In the early 80’s, I was working for MPAS at the Caro State Hospital as a regional advocate for the six counties in Michigan’s Thumb. About half my work involved representing students and families in special education disagreements.

One case involved a student in late elementary school who had a learning disability that involved a problem with something called internal language. Kids begin to use language to organize their behavior according to the demands of the outside world just as soon as they have language. But using that language to organize their internal behavior is something that starts at age 4-5 and continues into adulthood. An example of a learning difficulty caused by developmental delay in internalizing language would be a student who does well at math until story problems are introduced. Because story problems don’t map the procedure for a solution the way math problems do, the student has to manipulate the story to tease out the solution procedure, using internal language in support of that manipulation.

Although supporting the development of internalized language had a basis in neuropsychology at that time, there was no such concept in educational psychology or the standard view of learning disabilities in special education. This meant that it would be very difficult, perhaps impossible, to win support services for this purpose for this student using the typical advocacy approach.

In particular, the local district was worried about setting a precedent that would trigger a “woodwork” effect of thousands of parents storming the district with torches and pitchforks demanding therapy for a delay in internalizing language. For another, it wasn’t clear to the district just how much it would cost or what specialty could actually provide that support.

What to do?

The district suggested using a method in the rules called arbitration instead of the traditional hearing. I looked into it, but couldn’t find that it had ever been used in Michigan (it may well be that our use was the only one). In terms of this student’s situation, arbitration had many advantages. For one, it was much less expensive and much shorter than a hearing. Also, the arbitration decision did not set a precedent that the district would be required to consider for every student in special education. These two realities of arbitration undermined almost completely the system concerns that the school had.

From my point of view, it simplified my argument that the support should be provided to this specific student. I could use the general special education principle that the school needed to provide supports to enable the student to benefit from education, an assessment that said internalizing language was the educational problem, and an easy to understand rationale for the actual support. All of this was straightforward. And the decision of the process was very agreeable to all.

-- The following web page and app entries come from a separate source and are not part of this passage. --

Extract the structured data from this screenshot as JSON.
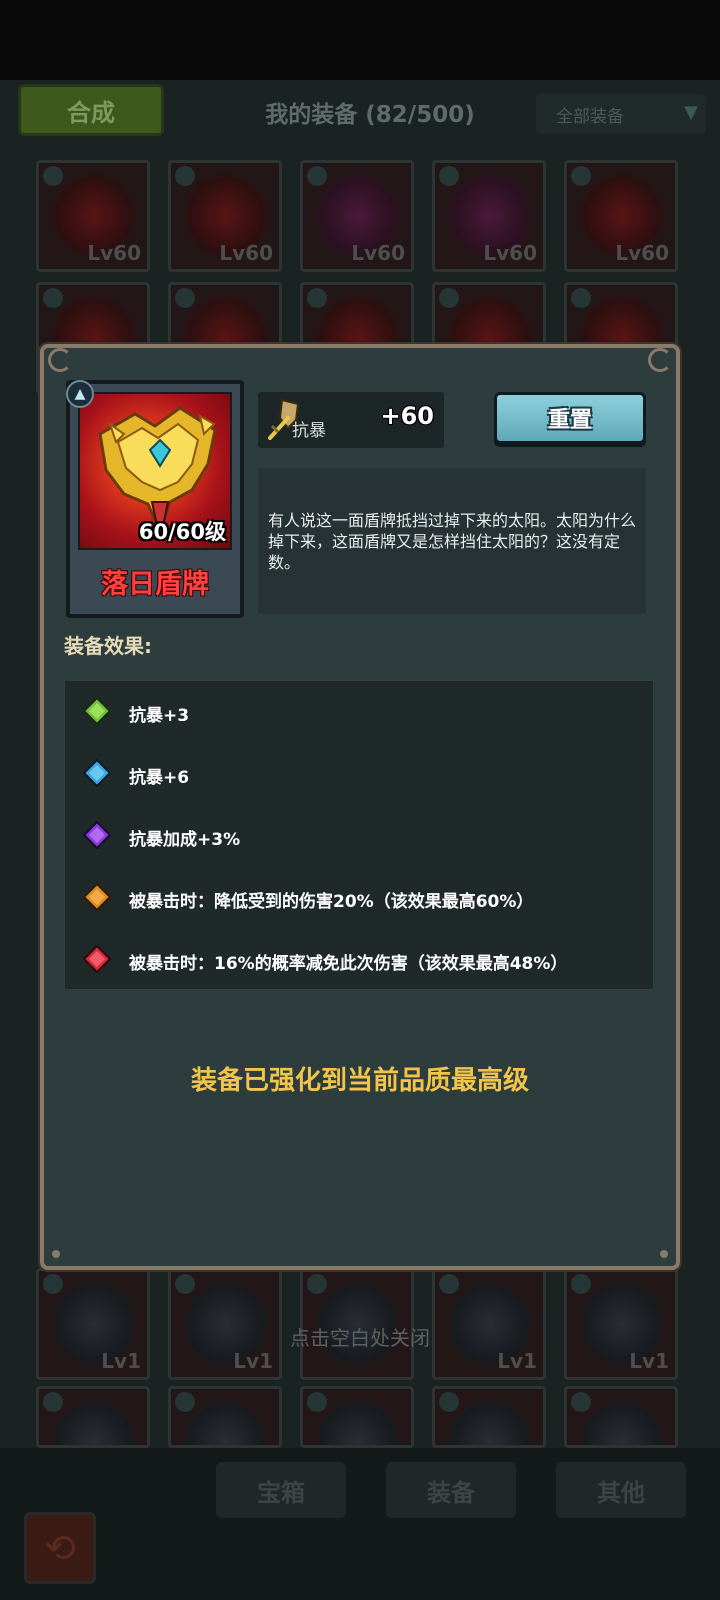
{
  "background": {
    "compose_label": "合成",
    "title": "我的装备 (82/500)",
    "filter": {
      "selected": "全部装备"
    },
    "grid_row1_levels": [
      "Lv60",
      "Lv60",
      "Lv60",
      "Lv60",
      "Lv60"
    ],
    "grid_row3_levels": [
      "Lv1",
      "Lv1",
      "",
      "Lv1",
      "Lv1"
    ],
    "close_hint": "点击空白处关闭",
    "bottom_tabs": [
      "宝箱",
      "装备",
      "其他"
    ]
  },
  "item": {
    "name": "落日盾牌",
    "level": "60/60级",
    "name_color": "#ff4040",
    "stat": {
      "icon": "shield-sword-icon",
      "label": "抗暴",
      "value": "+60"
    },
    "reset_label": "重置",
    "description": "有人说这一面盾牌抵挡过掉下来的太阳。太阳为什么掉下来，这面盾牌又是怎样挡住太阳的？这没有定数。"
  },
  "effects_title": "装备效果:",
  "effects": [
    {
      "gem": "green-gem-icon",
      "color": "#6cc23a",
      "text": "抗暴+3"
    },
    {
      "gem": "blue-gem-icon",
      "color": "#3aa6e0",
      "text": "抗暴+6"
    },
    {
      "gem": "purple-gem-icon",
      "color": "#8a3ae0",
      "text": "抗暴加成+3%"
    },
    {
      "gem": "orange-gem-icon",
      "color": "#e08a1e",
      "text": "被暴击时：降低受到的伤害20%（该效果最高60%）"
    },
    {
      "gem": "red-gem-icon",
      "color": "#e0283a",
      "text": "被暴击时：16%的概率减免此次伤害（该效果最高48%）"
    }
  ],
  "max_message": "装备已强化到当前品质最高级",
  "colors": {
    "accent_gold": "#f2c54a",
    "reset_button": "#8ed0dc",
    "panel": "#2d3d3d"
  }
}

In Michigan, arbitration has been replaced by dispute resolution using client-centered mediation, a much better system for a lot of reasons than arbitration. But the lessons I learned about negotiation have stuck with me through the decades.

Next Post: Invisible Purpose and the Uses of Misdirection